YOUR INSTRUCTIONS:
Only lines containing "JSON" belong in the answer, each copied from the entries below.

.....

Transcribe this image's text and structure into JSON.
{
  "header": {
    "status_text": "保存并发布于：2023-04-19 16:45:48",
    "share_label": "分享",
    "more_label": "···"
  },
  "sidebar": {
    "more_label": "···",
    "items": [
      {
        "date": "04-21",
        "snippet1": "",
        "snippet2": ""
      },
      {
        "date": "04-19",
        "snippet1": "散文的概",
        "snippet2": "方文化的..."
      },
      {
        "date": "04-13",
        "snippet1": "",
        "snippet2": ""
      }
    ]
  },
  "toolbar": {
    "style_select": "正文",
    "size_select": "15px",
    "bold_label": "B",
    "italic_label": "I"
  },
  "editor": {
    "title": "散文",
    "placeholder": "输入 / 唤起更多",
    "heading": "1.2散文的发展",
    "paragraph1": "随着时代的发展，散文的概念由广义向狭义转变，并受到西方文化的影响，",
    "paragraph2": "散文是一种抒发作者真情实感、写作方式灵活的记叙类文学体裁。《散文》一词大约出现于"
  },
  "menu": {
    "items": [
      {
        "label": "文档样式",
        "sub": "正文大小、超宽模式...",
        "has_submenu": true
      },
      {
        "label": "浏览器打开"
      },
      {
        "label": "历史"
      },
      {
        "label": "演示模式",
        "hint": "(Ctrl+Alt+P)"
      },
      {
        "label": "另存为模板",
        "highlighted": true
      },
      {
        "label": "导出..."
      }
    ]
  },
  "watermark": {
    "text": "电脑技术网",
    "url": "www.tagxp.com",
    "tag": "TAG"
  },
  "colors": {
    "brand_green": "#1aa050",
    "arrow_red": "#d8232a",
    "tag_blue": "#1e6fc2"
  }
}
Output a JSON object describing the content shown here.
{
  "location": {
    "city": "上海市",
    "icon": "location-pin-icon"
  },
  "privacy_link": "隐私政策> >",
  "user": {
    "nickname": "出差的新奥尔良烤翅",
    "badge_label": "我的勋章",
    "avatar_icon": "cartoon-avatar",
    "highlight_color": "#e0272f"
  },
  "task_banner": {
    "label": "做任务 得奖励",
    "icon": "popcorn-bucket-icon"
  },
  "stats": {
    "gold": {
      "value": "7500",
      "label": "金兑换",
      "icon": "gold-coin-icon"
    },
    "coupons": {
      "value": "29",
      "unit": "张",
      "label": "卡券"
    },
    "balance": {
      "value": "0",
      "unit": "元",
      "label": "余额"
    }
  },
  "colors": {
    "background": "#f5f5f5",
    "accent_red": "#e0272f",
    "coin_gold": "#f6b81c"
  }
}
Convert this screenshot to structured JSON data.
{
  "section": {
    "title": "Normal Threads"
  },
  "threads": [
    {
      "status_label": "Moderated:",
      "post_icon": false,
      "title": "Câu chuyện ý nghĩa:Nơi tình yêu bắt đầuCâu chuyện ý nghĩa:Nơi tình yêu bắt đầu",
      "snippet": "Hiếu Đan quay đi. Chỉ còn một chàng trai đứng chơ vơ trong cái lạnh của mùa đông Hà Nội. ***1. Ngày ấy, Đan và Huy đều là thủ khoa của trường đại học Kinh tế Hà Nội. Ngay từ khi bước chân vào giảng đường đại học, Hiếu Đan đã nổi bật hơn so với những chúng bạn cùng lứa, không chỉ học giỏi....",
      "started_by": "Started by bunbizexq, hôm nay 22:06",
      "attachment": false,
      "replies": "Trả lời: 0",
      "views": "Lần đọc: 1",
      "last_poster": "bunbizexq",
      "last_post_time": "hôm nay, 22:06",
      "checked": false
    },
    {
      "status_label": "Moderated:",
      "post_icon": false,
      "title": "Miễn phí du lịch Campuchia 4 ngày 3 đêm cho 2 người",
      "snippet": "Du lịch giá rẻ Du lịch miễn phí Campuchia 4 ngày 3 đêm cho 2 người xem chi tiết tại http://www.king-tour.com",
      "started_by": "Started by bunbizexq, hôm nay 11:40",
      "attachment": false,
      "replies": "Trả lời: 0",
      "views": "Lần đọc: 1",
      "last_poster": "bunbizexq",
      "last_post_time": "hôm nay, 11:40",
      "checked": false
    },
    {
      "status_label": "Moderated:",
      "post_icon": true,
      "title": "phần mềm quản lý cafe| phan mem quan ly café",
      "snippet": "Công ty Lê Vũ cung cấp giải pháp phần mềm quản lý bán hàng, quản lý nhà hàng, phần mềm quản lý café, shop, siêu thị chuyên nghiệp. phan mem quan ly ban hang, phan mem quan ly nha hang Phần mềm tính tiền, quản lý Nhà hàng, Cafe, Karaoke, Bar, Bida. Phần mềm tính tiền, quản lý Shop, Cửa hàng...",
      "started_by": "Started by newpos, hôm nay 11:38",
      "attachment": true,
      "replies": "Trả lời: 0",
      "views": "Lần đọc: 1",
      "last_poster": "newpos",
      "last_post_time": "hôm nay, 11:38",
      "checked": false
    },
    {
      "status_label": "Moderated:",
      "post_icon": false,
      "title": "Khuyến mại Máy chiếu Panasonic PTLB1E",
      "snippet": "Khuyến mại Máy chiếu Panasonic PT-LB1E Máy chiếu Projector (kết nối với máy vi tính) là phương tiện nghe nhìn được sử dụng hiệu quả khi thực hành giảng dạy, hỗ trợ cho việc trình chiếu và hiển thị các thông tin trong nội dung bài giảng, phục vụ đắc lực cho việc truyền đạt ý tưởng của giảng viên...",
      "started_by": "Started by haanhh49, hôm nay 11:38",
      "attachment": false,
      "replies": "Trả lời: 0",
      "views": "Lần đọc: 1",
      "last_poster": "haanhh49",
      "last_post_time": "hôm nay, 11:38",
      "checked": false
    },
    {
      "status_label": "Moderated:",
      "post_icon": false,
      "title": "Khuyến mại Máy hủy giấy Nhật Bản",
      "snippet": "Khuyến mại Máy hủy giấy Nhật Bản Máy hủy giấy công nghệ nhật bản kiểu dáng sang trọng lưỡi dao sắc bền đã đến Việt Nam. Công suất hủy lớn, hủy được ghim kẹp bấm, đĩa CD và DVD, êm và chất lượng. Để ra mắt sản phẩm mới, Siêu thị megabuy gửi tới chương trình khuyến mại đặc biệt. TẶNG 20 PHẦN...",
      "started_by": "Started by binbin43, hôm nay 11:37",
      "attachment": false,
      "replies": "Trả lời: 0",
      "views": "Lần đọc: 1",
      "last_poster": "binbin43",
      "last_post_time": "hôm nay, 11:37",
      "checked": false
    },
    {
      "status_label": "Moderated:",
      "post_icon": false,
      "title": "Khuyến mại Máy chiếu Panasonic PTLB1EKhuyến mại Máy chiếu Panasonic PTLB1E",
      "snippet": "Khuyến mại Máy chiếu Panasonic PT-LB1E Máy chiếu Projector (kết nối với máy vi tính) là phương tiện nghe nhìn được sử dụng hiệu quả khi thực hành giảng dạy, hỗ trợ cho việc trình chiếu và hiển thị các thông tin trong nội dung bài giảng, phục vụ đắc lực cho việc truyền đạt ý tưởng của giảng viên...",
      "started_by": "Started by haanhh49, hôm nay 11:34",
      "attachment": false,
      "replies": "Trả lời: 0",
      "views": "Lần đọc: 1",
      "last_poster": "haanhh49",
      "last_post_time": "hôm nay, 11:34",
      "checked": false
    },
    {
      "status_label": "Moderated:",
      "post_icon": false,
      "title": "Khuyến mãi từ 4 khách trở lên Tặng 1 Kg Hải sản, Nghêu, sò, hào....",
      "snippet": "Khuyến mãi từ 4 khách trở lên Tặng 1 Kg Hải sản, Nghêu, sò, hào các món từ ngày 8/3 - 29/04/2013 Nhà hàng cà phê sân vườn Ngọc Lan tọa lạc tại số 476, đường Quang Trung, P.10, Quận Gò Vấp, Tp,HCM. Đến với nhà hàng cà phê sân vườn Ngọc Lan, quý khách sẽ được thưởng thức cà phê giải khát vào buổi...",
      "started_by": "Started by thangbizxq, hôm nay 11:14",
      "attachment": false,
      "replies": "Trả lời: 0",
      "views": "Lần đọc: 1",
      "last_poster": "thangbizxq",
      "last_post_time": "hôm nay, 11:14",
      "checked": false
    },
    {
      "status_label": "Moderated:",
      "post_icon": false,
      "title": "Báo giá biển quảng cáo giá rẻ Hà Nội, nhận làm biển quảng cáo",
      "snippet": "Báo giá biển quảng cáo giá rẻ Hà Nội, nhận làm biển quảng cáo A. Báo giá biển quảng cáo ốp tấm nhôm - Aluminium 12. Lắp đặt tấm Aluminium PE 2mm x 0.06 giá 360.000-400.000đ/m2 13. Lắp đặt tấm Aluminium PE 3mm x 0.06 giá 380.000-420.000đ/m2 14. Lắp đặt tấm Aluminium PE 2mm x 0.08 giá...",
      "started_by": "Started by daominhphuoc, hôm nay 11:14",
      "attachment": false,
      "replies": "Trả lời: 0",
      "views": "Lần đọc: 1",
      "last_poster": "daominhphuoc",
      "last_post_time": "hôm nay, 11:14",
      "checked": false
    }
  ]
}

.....

EXERCISE RESPONSE:
Transcribe this image's text and structure into JSON.
Output a JSON object describing the content shown here.
Convert this screenshot to structured JSON data.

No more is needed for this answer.